Wednesday, November 6, 2013

Observing All Saints Day/All Souls Day via a Bukit Brown Heritage Walk...

I went for my second heritage walk at Bukit Brown last Sunday. It was the weekend for All Saints Day and All Souls Day and I thought, "What could be a better way to observe both days than by doing a walk at the cemetery?" Hehe! Luckily, Kok Kuan told me about the heritage walk.

Just to refresh, Bukit Brown is the old Chinese cemetery located between Lornie Road and Mount Plesant Road. It was the final resting place of many Hokkiens and Teochews between the 1920s up until its closure in 1973. Close to 100,000 tombs are found in the cemetery. Today, Bukit Brown Cemetery is in danger of being cleared for site redevelopment. A huge section will be affected by plans for a highway that will cut across the cemetery. Given the rich cultural and historical significance of the cemetery, a group of Singaporeans organised themselves in an effort to "Save Bukit Brown."

Going back to the weekend heritage walk, I initially thought it was going to be similar to the first one I went for along with Kok Kuan and his friend Norman. After the brief intro given by one of the Bukit Brown volunteers, I was excited that the tour will cover other hills of the cemetery and newly discovered tombs. Mr. Raymond Goh led the tour. He is probably the most dedicated, most committed guy to doing research about Bukit Brown.

During the first tour that I joined, most of the tombs we visited were of notable Peranakans since the tour was conducted for the Peranakan Society (I think).

This time, the tombs we visited were of different individuals who contributed to Singapore history. Perhaps the most interesting for me this time was visiting the graves of Wee Keng Yeow and his wife. The tomb is still well-maintained. What was interesting for me was learning that Mr. Wee Keng Yeow was the local founder of the Tian It Remittance Agency.

As a person who's very much familiar with "remittances," I thought it was quite interesting to learn about the earliest remittance centres in the island. Tian It was one of the most popular and was in operation at the turn of the century.

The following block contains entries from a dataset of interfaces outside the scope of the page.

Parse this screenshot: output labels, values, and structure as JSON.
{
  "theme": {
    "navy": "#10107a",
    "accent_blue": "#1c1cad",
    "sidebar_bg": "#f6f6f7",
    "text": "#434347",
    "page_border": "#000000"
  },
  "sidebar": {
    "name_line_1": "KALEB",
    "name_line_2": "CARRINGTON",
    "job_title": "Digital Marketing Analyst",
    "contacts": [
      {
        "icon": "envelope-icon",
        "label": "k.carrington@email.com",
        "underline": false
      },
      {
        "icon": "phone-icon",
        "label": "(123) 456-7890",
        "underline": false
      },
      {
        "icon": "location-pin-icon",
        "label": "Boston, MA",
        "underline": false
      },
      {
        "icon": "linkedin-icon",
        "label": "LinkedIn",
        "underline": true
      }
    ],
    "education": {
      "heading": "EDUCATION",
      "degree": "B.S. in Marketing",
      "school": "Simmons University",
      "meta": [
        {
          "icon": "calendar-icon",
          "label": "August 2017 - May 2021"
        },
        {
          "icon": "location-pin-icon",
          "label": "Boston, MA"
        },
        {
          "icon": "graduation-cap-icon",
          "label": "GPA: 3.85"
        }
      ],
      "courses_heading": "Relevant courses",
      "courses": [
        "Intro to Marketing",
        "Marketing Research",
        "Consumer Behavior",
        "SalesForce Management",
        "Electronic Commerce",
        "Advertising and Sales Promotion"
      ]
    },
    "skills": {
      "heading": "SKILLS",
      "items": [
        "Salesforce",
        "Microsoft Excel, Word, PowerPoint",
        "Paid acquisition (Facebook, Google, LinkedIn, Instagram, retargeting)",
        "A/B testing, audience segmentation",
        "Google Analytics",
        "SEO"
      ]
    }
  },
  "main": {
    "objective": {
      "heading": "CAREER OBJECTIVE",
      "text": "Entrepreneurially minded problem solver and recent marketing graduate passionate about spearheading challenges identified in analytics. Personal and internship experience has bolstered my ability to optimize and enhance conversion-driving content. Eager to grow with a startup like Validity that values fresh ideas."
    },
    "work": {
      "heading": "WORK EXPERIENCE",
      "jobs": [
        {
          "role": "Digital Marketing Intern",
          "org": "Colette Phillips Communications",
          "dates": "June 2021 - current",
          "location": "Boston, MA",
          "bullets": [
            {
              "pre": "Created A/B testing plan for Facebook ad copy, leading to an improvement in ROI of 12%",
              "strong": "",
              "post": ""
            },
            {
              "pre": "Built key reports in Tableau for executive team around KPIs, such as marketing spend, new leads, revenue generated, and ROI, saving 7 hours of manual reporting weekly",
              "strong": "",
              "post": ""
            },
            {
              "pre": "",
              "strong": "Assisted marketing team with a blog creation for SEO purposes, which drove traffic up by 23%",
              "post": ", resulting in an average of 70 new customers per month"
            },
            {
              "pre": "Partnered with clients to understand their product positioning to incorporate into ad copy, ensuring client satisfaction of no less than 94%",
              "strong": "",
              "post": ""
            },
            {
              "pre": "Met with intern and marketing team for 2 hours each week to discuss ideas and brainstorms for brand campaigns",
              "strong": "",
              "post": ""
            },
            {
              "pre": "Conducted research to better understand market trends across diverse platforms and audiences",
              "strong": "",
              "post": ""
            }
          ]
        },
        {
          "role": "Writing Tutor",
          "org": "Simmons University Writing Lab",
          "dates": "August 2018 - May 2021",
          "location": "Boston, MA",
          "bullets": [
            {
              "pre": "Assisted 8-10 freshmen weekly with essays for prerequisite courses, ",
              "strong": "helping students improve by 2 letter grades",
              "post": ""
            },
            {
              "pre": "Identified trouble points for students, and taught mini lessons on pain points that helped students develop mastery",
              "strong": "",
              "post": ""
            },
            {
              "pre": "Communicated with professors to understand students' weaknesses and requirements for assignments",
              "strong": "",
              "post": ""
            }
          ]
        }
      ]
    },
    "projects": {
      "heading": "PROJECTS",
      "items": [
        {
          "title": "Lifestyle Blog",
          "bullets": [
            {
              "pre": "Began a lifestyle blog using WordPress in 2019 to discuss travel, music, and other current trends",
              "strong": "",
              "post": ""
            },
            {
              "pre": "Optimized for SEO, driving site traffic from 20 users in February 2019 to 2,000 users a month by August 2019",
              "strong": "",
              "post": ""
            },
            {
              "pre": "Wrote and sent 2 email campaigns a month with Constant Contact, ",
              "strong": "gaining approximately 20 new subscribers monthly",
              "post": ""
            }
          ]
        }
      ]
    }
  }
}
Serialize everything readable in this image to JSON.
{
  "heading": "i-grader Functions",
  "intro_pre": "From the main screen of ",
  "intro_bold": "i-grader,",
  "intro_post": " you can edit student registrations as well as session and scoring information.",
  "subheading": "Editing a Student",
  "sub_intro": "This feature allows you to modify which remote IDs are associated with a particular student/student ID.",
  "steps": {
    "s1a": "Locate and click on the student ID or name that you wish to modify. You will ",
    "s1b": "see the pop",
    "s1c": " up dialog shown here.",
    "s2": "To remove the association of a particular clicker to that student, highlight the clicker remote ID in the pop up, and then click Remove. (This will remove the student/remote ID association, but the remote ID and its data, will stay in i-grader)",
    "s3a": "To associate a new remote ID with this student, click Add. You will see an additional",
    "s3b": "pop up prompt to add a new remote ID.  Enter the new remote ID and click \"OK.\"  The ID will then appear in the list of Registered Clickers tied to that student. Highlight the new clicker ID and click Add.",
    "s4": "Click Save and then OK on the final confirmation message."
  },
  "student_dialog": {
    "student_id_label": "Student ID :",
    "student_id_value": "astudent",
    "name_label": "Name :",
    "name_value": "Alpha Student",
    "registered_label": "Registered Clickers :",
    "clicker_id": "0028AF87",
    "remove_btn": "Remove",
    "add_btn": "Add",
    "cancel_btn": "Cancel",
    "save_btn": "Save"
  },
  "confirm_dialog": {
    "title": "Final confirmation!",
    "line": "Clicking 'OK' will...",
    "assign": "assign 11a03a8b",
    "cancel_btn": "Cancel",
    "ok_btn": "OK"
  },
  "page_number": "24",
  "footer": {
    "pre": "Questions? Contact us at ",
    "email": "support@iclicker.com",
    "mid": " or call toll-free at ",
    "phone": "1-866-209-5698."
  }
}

At that time, coolies and workers went to remittance centres to send letters and money back to their families in China. Tian It Pue Kuan was one of the most popular with 33 branches in China and 7 branches in Southeast Asia including Singapore and if I heard correctly, the Philippines!!!

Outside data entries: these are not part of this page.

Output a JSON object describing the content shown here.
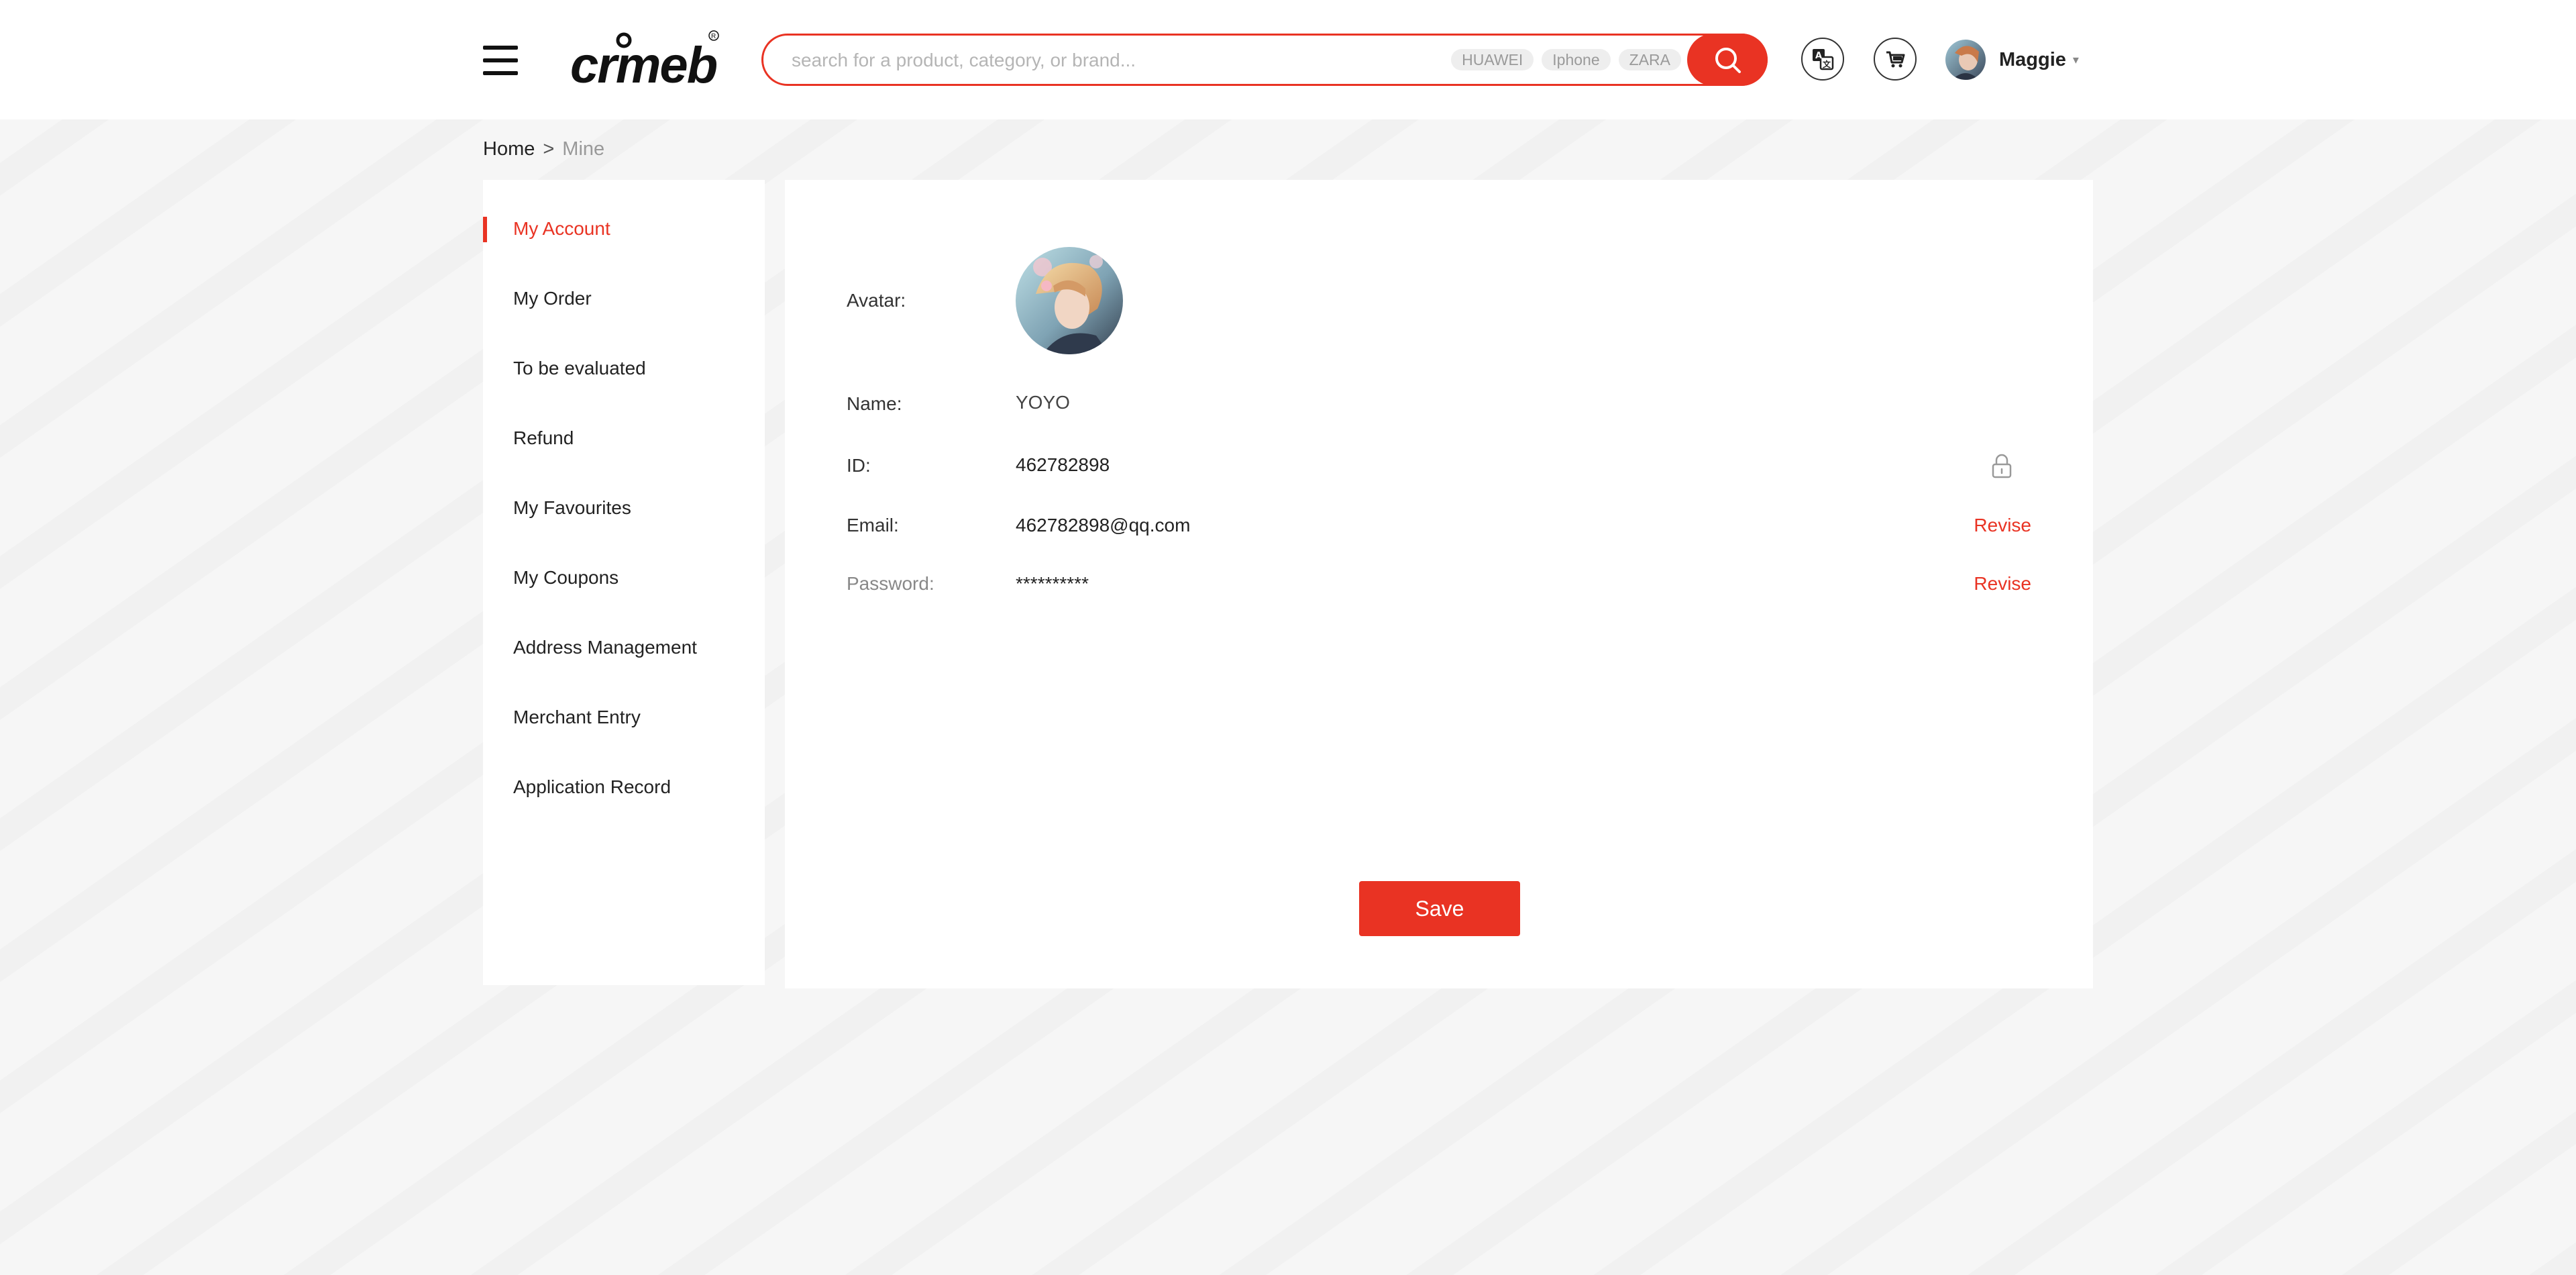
{
  "header": {
    "logo_text": "crmeb",
    "search": {
      "placeholder": "search for a product, category, or brand...",
      "value": "",
      "hot_tags": [
        "HUAWEI",
        "Iphone",
        "ZARA"
      ]
    },
    "user": {
      "name": "Maggie"
    }
  },
  "breadcrumb": {
    "home": "Home",
    "separator": ">",
    "current": "Mine"
  },
  "sidebar": {
    "items": [
      {
        "label": "My Account",
        "active": true
      },
      {
        "label": "My Order",
        "active": false
      },
      {
        "label": "To be evaluated",
        "active": false
      },
      {
        "label": "Refund",
        "active": false
      },
      {
        "label": "My Favourites",
        "active": false
      },
      {
        "label": "My Coupons",
        "active": false
      },
      {
        "label": "Address Management",
        "active": false
      },
      {
        "label": "Merchant Entry",
        "active": false
      },
      {
        "label": "Application Record",
        "active": false
      }
    ]
  },
  "account": {
    "avatar_label": "Avatar:",
    "name_label": "Name:",
    "name_value": "YOYO",
    "id_label": "ID:",
    "id_value": "462782898",
    "email_label": "Email:",
    "email_value": "462782898@qq.com",
    "email_action": "Revise",
    "password_label": "Password:",
    "password_value": "**********",
    "password_action": "Revise",
    "save_label": "Save"
  },
  "colors": {
    "accent": "#e93323",
    "background": "#f6f6f6"
  }
}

The second interesting thing about the whole tour was that so much can be learned from just looking at the markers and the design of the tombs. It can tell you the family history, the town of origin, which dialect group he/she belonged to, the number of children/grandchildren the person had, the number of wives, to name a few. The carvings and other features of the tomb such as sculptures of deities, guardians, Sikh guards, angels add more to the story.

Lastly, I also learned during this tour was that Bukit Brown was actually one of the battle sites during World War II. In fact, one of the more popular tours is the battlefield tour conducted by archaeologist Jon Cooper. Mr. Cooper did a thorough study on the fighting that happened in the area between the Japanese and the local residents defending Singapore.

Because of Bukit Brown's significance in Singapore history, it is no surprise why many groups are committed to raise awareness on Bukit Brown so that hopefully, it will be left on its own in peace.

No comments:

Post a Comment